The visit program took place during the 2006 World Cup. Thus the Correls experienced with astonishment the city decorated with the flags of the most diverse nations. They enjoyed the international atmosphere, especially on the banks of the Main: “If the multitude of flags were not enough, the international character of this event was readily seen in the great variety of music and food and drink being offered – regional German specialities, Italian, Brazilian, Spanish, Portuguese, Chinese, Korean, Japanese, Vietnamese, Middle Eastern, and so on.” Again and again they were drawn to the banks of the Main. Every game night they were there and enjoyed the colorful mixture of sounds and smells. “It was a glorious, cacophonous hullabaloo and a great deal of fun!”
Frank also learned how international his birthplace is today in his conversation with young people at Ernst-Reuter-Schule 1 in the northwestern city. He found it remarkable that, in addition to his time in Frankfurt, the students were particularly interested in his experiences in Great Britain and were amazed at the extent to which London was threatened by the German Air Force. He also noticed that the young people were particularly impressed by the stories that were different from what they expected. For example, Frank told the story of a frightened teacher who snorted in an airstrike on London: “Why don’t you go back to Germany to your friend Hitler.” The students were particularly moved by a letter that Frank Correl read to them. It was a report of the NSDAP local group Dornbusch of 14 November 1938 denouncing the former business partner of his father, Karl Stier, who was accused of too close contact with Jews. Therefore, he was deemed not suitable to continue to be a reserve officer. In addition, his mail should be monitored. Frank Correl was thus able to counteract black-and-white images with his experiences.
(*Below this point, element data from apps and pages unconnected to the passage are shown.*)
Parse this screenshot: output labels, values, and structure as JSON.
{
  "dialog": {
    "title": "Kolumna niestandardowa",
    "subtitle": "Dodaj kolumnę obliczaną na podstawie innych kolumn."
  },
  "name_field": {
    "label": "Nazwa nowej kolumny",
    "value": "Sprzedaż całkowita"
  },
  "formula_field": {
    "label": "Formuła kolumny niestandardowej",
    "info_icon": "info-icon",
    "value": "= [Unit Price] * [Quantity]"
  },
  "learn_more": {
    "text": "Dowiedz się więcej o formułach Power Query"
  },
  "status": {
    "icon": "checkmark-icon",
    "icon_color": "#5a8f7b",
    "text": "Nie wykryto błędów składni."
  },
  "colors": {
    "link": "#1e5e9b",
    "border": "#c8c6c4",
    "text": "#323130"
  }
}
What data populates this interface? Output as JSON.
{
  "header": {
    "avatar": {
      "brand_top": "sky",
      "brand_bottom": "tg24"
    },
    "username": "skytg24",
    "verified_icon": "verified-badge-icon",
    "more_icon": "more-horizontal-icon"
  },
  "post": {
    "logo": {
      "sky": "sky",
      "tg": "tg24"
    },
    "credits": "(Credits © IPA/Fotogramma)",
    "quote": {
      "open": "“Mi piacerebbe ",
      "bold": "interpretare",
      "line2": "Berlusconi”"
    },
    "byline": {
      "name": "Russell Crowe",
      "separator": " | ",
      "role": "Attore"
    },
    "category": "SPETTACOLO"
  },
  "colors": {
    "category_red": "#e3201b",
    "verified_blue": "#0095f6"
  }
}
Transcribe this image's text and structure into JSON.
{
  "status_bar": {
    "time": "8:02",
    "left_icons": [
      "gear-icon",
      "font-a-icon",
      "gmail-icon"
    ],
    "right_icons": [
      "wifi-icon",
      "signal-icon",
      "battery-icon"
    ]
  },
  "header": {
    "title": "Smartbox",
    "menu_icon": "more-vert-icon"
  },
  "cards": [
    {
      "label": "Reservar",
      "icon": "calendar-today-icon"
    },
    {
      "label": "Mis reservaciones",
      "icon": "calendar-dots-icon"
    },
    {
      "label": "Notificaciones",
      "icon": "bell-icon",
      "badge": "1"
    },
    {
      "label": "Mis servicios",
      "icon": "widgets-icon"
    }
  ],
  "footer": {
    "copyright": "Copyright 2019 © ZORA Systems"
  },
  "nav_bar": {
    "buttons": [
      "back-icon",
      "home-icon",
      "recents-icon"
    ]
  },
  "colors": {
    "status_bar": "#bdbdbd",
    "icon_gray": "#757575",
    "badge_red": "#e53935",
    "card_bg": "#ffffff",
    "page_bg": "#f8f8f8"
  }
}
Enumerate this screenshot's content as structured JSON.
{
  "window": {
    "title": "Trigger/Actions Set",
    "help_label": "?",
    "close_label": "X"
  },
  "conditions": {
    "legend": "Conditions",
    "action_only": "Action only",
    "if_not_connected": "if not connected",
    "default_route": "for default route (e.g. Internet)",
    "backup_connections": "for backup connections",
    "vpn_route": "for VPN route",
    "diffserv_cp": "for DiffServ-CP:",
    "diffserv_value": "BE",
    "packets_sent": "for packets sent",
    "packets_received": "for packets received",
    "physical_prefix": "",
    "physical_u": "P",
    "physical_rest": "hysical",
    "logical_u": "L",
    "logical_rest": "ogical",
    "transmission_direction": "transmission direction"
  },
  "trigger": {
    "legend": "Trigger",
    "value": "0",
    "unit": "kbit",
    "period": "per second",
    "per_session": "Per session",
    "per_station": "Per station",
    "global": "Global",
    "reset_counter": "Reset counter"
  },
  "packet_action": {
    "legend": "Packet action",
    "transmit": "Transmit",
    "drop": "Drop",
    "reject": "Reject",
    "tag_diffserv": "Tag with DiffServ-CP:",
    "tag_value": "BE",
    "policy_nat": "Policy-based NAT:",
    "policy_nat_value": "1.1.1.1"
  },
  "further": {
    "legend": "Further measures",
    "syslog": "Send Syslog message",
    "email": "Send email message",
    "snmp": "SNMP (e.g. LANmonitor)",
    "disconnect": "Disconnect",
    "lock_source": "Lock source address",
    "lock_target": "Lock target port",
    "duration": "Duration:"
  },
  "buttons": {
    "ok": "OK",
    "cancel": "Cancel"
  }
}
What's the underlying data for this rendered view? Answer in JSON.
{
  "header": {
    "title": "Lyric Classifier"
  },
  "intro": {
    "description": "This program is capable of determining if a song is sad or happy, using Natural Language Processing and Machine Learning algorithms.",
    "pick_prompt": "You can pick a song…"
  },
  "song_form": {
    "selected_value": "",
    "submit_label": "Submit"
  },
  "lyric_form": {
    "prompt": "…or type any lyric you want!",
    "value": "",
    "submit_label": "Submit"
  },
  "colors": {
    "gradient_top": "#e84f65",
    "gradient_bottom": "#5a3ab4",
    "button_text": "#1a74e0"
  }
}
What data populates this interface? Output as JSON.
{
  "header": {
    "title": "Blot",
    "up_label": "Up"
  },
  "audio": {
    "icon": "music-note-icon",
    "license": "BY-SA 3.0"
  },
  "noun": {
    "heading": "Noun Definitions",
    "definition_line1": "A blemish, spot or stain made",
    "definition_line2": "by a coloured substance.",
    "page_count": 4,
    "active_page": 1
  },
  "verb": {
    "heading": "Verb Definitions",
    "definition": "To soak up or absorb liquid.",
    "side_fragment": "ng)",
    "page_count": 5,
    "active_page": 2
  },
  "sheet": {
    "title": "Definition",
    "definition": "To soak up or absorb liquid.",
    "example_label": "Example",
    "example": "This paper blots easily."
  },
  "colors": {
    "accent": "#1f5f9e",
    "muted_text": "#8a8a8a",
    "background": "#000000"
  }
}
Frank was pleased to see his maternal cousins, who came from Hildesheim to meet him. He showed them not only the sites of his childhood in Frankfurt, but also the Taunus, the Feldberg, Nieder- and Oberreifenberg and Königstein with the impressive castle ruins and Bad Homburg, popular excursion destinations from his childhood. Of course, a visit to a typical cider pub could not be missed. The sour Aeppelwoi, however, was not his favorite. “I definitely prefer the non-alcoholic version.”
The experiences that Frank and Hanne had during their 14-day visit to Frankfurt moved them a great deal. They are grateful to Frankfurt for the invitation and Regine Wolfart, who supported them before and during the visit, for all her research and the contacts she arranged.
„I am deeply grateful to the city of Frankfurt for the invitation and the meaningful experiences – mostly happy, but some decidedly somber – that the trip has given to me. It was indeed the trip of a lifetime!“